▸ **Problem description**
What lines in the following entries hold the word "Ctrl"? Copy each one.

▸ **Raw data**
------------

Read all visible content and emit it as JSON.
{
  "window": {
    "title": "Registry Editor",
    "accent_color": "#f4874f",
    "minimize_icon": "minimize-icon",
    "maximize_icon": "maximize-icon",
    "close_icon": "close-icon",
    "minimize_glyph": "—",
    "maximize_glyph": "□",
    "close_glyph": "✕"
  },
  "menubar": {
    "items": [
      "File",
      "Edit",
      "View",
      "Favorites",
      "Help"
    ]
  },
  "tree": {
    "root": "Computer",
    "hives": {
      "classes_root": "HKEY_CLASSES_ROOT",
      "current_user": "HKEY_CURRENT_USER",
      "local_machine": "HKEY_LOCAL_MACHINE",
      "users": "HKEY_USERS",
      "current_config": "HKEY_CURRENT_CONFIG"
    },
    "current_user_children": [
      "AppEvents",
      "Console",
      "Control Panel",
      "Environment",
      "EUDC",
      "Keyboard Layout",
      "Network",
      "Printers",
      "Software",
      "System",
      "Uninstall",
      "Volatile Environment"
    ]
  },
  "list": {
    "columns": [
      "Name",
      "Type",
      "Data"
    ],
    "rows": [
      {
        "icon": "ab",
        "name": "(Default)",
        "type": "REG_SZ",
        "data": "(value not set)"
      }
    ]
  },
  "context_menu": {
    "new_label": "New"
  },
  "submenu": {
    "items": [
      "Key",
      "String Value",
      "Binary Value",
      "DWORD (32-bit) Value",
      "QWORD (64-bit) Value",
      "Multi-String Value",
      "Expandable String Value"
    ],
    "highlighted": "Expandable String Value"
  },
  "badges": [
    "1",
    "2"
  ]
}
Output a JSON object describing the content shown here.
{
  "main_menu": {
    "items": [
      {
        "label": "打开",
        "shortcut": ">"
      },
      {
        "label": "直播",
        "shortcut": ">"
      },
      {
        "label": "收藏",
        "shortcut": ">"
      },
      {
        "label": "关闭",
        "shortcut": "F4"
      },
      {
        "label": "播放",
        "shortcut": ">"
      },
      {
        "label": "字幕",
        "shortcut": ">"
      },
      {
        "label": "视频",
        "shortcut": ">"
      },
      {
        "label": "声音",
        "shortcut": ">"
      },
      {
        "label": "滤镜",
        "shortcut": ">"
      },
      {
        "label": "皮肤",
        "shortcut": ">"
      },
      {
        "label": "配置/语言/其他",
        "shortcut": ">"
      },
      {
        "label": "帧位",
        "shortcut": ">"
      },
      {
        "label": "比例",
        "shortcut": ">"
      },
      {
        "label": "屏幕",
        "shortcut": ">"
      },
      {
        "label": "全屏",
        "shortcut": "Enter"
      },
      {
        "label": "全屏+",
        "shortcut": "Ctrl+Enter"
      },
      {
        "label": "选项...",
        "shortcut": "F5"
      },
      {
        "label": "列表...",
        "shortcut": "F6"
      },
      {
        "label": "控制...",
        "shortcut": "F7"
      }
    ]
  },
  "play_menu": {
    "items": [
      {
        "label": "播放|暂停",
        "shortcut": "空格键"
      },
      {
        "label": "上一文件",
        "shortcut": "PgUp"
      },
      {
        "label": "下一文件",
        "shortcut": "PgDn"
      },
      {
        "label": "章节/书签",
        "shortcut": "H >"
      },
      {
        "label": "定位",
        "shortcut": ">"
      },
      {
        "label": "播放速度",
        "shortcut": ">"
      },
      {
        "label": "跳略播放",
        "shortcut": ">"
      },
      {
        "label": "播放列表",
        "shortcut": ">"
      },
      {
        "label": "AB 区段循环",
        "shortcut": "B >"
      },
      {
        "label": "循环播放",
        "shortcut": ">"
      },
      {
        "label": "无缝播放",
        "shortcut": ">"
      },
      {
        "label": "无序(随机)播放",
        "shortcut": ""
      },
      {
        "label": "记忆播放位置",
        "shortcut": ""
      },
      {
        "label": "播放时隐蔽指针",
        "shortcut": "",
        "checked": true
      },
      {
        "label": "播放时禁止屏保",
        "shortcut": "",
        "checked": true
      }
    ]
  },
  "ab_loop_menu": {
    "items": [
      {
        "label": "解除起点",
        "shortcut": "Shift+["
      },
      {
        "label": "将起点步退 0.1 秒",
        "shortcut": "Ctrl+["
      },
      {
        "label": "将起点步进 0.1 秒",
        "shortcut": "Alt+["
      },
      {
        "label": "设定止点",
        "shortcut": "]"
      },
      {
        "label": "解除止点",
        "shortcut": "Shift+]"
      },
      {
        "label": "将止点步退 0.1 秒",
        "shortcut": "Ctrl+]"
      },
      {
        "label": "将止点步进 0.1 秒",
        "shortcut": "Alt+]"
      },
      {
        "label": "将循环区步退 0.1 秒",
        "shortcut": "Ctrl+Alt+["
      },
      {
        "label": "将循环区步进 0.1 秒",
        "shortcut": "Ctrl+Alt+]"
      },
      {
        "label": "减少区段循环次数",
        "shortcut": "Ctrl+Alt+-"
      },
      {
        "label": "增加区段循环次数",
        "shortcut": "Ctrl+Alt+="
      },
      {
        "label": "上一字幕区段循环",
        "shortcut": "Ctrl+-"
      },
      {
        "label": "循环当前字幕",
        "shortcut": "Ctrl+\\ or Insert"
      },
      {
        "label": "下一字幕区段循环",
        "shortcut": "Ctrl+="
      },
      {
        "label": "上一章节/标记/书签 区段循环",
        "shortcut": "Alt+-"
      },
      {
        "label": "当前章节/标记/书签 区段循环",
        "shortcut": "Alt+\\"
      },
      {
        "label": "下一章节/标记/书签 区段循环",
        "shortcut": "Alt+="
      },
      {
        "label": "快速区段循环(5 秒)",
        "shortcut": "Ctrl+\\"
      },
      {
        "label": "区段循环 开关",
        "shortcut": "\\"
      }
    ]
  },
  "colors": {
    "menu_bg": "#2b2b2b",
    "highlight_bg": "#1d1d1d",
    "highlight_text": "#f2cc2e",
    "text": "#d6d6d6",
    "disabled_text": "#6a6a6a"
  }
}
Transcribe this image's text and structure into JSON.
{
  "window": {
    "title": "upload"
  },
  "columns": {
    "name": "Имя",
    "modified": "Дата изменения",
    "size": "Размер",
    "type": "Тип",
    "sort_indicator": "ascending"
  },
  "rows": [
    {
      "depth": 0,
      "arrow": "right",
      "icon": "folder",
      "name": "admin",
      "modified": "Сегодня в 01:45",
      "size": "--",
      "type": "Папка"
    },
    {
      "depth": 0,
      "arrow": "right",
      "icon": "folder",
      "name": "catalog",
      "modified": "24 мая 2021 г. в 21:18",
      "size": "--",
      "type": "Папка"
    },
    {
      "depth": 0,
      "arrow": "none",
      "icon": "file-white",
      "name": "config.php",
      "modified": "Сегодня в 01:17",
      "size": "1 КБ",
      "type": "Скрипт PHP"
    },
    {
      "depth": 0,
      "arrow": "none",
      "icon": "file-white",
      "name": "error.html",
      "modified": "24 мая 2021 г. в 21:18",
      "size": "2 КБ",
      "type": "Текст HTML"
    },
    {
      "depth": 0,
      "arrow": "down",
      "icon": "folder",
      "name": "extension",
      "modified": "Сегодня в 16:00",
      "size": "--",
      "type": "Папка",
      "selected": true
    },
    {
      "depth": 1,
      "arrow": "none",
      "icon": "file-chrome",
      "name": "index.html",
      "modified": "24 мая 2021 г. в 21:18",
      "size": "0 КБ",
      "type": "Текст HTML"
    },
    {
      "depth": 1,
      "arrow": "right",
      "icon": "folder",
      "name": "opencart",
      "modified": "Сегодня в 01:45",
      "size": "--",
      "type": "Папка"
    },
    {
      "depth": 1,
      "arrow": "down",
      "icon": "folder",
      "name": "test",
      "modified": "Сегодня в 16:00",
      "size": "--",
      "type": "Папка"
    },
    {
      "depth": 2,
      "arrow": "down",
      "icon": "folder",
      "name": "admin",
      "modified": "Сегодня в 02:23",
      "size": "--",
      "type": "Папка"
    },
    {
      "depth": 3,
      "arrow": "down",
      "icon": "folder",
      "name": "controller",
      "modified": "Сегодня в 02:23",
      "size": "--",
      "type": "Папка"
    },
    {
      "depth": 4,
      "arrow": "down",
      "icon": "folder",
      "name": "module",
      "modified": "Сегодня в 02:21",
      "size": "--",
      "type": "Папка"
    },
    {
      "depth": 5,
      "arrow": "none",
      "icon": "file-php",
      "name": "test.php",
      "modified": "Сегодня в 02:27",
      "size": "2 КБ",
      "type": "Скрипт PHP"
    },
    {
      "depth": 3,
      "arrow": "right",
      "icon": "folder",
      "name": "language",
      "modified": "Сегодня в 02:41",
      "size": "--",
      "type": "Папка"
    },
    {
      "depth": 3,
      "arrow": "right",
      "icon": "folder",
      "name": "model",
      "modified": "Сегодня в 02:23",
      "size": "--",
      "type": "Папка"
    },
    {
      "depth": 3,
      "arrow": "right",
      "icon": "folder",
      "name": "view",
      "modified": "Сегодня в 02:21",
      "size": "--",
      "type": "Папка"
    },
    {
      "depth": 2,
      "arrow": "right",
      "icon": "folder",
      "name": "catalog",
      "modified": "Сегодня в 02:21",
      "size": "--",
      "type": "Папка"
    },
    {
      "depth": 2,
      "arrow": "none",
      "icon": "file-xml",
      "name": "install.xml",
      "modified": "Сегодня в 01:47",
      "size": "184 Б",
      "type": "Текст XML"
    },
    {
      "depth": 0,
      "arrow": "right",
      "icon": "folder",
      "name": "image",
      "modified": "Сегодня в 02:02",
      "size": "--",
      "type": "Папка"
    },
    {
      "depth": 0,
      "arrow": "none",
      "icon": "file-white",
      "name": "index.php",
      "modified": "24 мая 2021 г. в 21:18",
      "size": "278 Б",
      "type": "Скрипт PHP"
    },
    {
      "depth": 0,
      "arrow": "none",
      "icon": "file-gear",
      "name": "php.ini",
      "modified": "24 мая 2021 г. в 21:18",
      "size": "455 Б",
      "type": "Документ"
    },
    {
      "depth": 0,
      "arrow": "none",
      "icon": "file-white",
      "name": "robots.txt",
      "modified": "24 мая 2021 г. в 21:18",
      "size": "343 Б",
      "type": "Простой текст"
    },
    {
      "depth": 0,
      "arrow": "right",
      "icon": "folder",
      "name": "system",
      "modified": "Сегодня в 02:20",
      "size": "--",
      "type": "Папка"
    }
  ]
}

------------

▸ **Answer to the exercise**
        "shortcut": "Ctrl+Enter"
        "shortcut": "Ctrl+["
        "shortcut": "Ctrl+]"
        "shortcut": "Ctrl+Alt+["
        "shortcut": "Ctrl+Alt+]"
        "shortcut": "Ctrl+Alt+-"
        "shortcut": "Ctrl+Alt+="
        "shortcut": "Ctrl+-"
        "shortcut": "Ctrl+\\ or Insert"
        "shortcut": "Ctrl+="
        "shortcut": "Ctrl+\\"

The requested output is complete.